After betraying the king, Adam finds himself enslaved in a dark kingdom full of violence ruled by the tyrant Malus. When a stranger enters the dark kingdom with the message that the king still loves them, Adam must decide if he will risk following the stranger. Is the good king’s love really powerful enough to free them from the grip of the dark kingdom?
Many assume that mercy and justice are at odds as if these are two opposing things, and therefore two opposing characteristics within God. That God desires to have mercy, but he is bound to justice because of his holiness. A dichotomy within the very being of God. Such thinking is based on a wrong understanding of God’s justice influenced by Justitia (Lady Justice) rather than the Bible. Looking at the OT, Jesus, and Paul this article will show that God’s justice is restorative in its nature and therefore consistent with God’s love. God’s restorative justice is an expression of his love and not a quality contrary to God’s love.
How does the wrath of God fit with the fact that he is love in his essence? Is the God of the Old Testament different from the God of the New Testament?
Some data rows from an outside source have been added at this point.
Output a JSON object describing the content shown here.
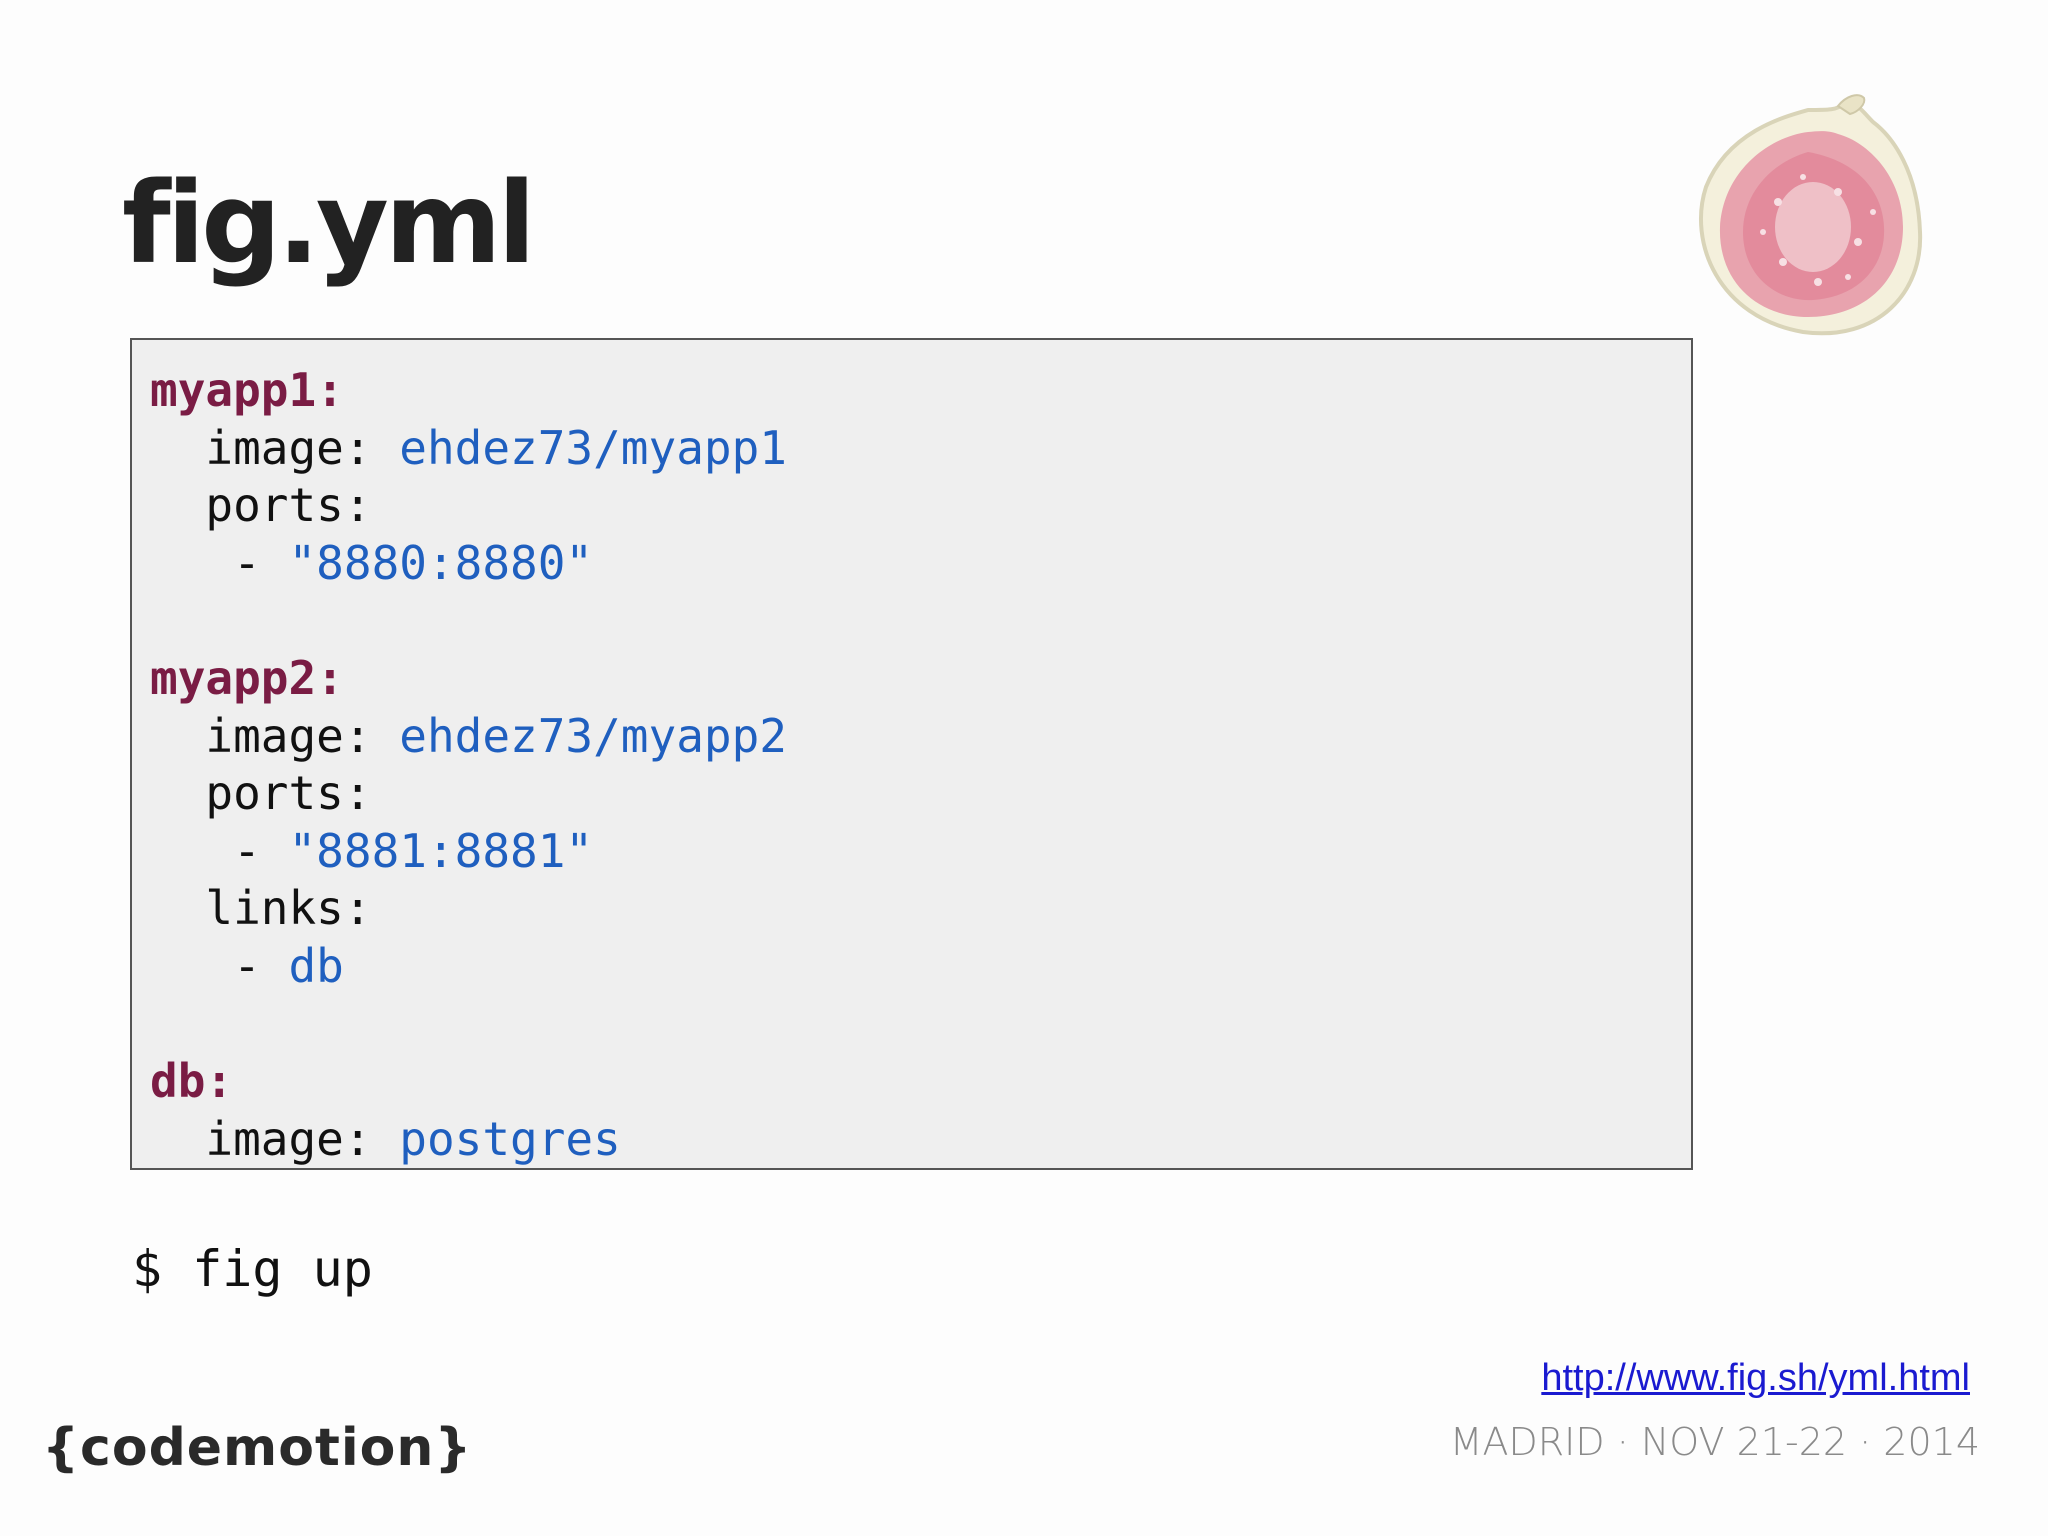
{
  "slide": {
    "title": "fig.yml",
    "code_lines": [
      {
        "key": "myapp1:",
        "text": "",
        "value": "",
        "top": true
      },
      {
        "key": "",
        "text": "  image: ",
        "value": "ehdez73/myapp1",
        "top": false
      },
      {
        "key": "",
        "text": "  ports:",
        "value": "",
        "top": false
      },
      {
        "key": "",
        "text": "   - ",
        "value": "\"8880:8880\"",
        "top": false
      },
      {
        "key": "",
        "text": "",
        "value": "",
        "top": false
      },
      {
        "key": "myapp2:",
        "text": "",
        "value": "",
        "top": true
      },
      {
        "key": "",
        "text": "  image: ",
        "value": "ehdez73/myapp2",
        "top": false
      },
      {
        "key": "",
        "text": "  ports:",
        "value": "",
        "top": false
      },
      {
        "key": "",
        "text": "   - ",
        "value": "\"8881:8881\"",
        "top": false
      },
      {
        "key": "",
        "text": "  links:",
        "value": "",
        "top": false
      },
      {
        "key": "",
        "text": "   - ",
        "value": "db",
        "top": false
      },
      {
        "key": "",
        "text": "",
        "value": "",
        "top": false
      },
      {
        "key": "db:",
        "text": "",
        "value": "",
        "top": true
      },
      {
        "key": "",
        "text": "  image: ",
        "value": "postgres",
        "top": false
      }
    ],
    "command": "$ fig up",
    "link": "http://www.fig.sh/yml.html",
    "event_info": "MADRID · NOV 21-22 · 2014",
    "logo_text": "{codemotion}"
  },
  "colors": {
    "top_key": "#7a1c44",
    "value": "#1f5fbf",
    "code_background": "#efefef",
    "link": "#1a1ad0"
  },
  "icons": [
    "fig-fruit-icon",
    "codemotion-logo"
  ]
}
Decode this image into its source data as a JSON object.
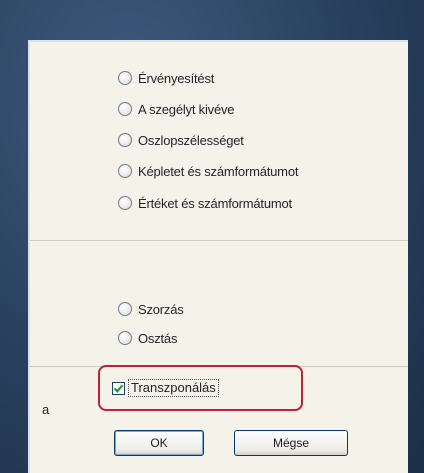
{
  "paste_options": [
    "Érvényesítést",
    "A szegélyt kivéve",
    "Oszlopszélességet",
    "Képletet és számformátumot",
    "Értéket és számformátumot"
  ],
  "operations": [
    "Szorzás",
    "Osztás"
  ],
  "left_fragment": "a",
  "transpose": {
    "label": "Transzponálás",
    "checked": true
  },
  "buttons": {
    "ok": "OK",
    "cancel": "Mégse"
  },
  "colors": {
    "highlight": "#c2202e",
    "dialog_bg": "#f4f2e9",
    "check_mark": "#1f9a2a"
  }
}
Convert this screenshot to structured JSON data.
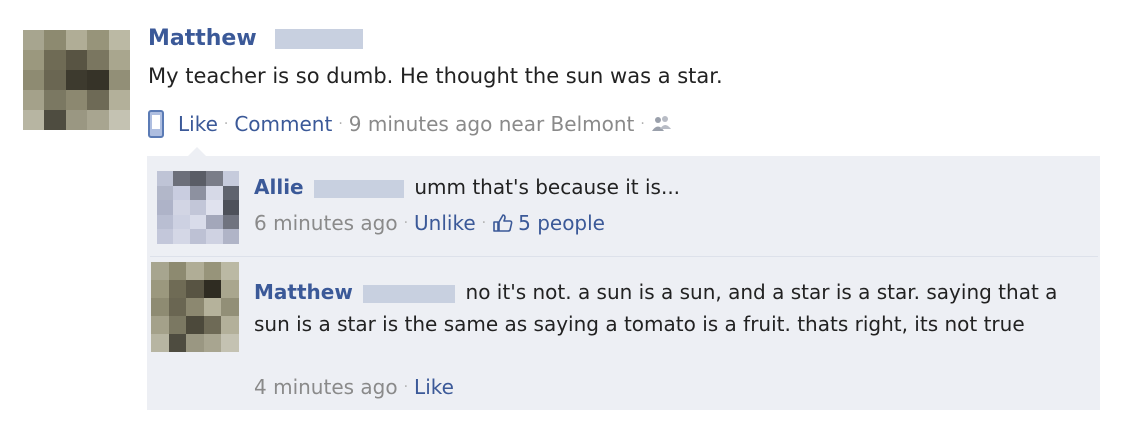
{
  "post": {
    "author": "Matthew",
    "text": "My teacher is so dumb. He thought the sun was a star.",
    "actions": {
      "like": "Like",
      "comment": "Comment",
      "time_location": "9 minutes ago near Belmont"
    }
  },
  "comments": [
    {
      "author": "Allie",
      "text": "umm that's because it is...",
      "time": "6 minutes ago",
      "unlike": "Unlike",
      "likes": "5 people"
    },
    {
      "author": "Matthew",
      "text": "no it's not. a sun is a sun, and a star is a star. saying that a sun is a star is the same as saying a tomato is a fruit. thats right, its not true",
      "time": "4 minutes ago",
      "like": "Like"
    }
  ],
  "icons": [
    "mobile-phone-icon",
    "friends-icon",
    "thumbs-up-icon"
  ],
  "colors": {
    "link": "#3b5998",
    "comment_bg": "#edeff4",
    "meta": "#8a8a8a"
  }
}
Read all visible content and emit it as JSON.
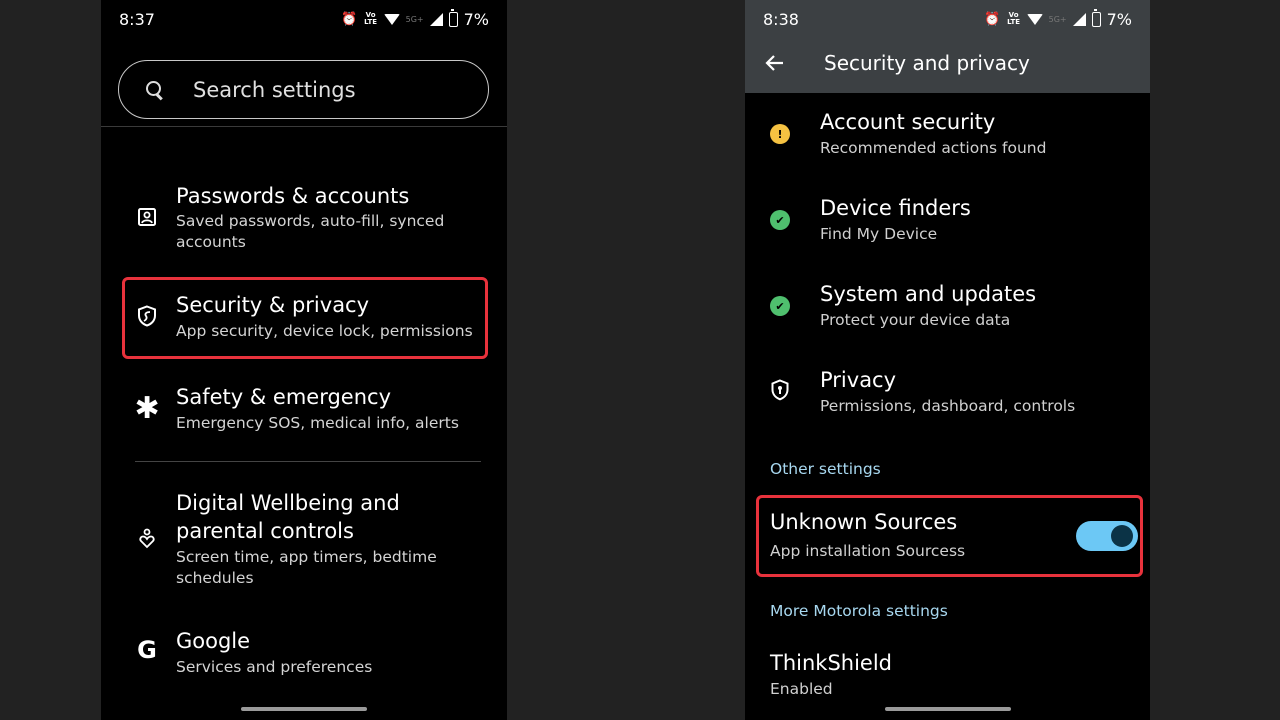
{
  "left_screen": {
    "status_bar": {
      "time": "8:37",
      "battery": "7%",
      "network": "5G+",
      "volte": "VoLTE"
    },
    "search": {
      "placeholder": "Search settings"
    },
    "items": [
      {
        "icon": "account-box-icon",
        "title": "Passwords & accounts",
        "subtitle": "Saved passwords, auto-fill, synced accounts"
      },
      {
        "icon": "shield-icon",
        "title": "Security & privacy",
        "subtitle": "App security, device lock, permissions",
        "highlighted": true
      },
      {
        "icon": "asterisk-icon",
        "title": "Safety & emergency",
        "subtitle": "Emergency SOS, medical info, alerts"
      },
      {
        "icon": "wellbeing-heart-icon",
        "title": "Digital Wellbeing and parental controls",
        "subtitle": "Screen time, app timers, bedtime schedules"
      },
      {
        "icon": "google-g-icon",
        "title": "Google",
        "subtitle": "Services and preferences"
      }
    ]
  },
  "right_screen": {
    "status_bar": {
      "time": "8:38",
      "battery": "7%",
      "network": "5G+",
      "volte": "VoLTE"
    },
    "header": {
      "title": "Security and privacy",
      "back_icon": "arrow-back-icon"
    },
    "items": [
      {
        "icon": "warning-dot-icon",
        "status": "warning",
        "title": "Account security",
        "subtitle": "Recommended actions found"
      },
      {
        "icon": "check-dot-icon",
        "status": "ok",
        "title": "Device finders",
        "subtitle": "Find My Device"
      },
      {
        "icon": "check-dot-icon",
        "status": "ok",
        "title": "System and updates",
        "subtitle": "Protect your device data"
      },
      {
        "icon": "privacy-shield-icon",
        "title": "Privacy",
        "subtitle": "Permissions, dashboard, controls"
      }
    ],
    "other_settings_header": "Other settings",
    "unknown_sources": {
      "title": "Unknown Sources",
      "subtitle": "App installation Sourcess",
      "enabled": true,
      "highlighted": true
    },
    "motorola_header": "More Motorola settings",
    "thinkshield": {
      "title": "ThinkShield",
      "subtitle": "Enabled"
    }
  },
  "colors": {
    "highlight": "#e8323c",
    "toggle_track": "#6cc8f5",
    "toggle_thumb": "#0b3346",
    "warning": "#f5c242",
    "ok": "#4fbf6e",
    "section_header": "#a8d8f0",
    "app_bar": "#3c4043"
  }
}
In this article, it will make clear that God’s wrath and his judging actions are continuously defined the same throughout the Bible and are an expression of his love.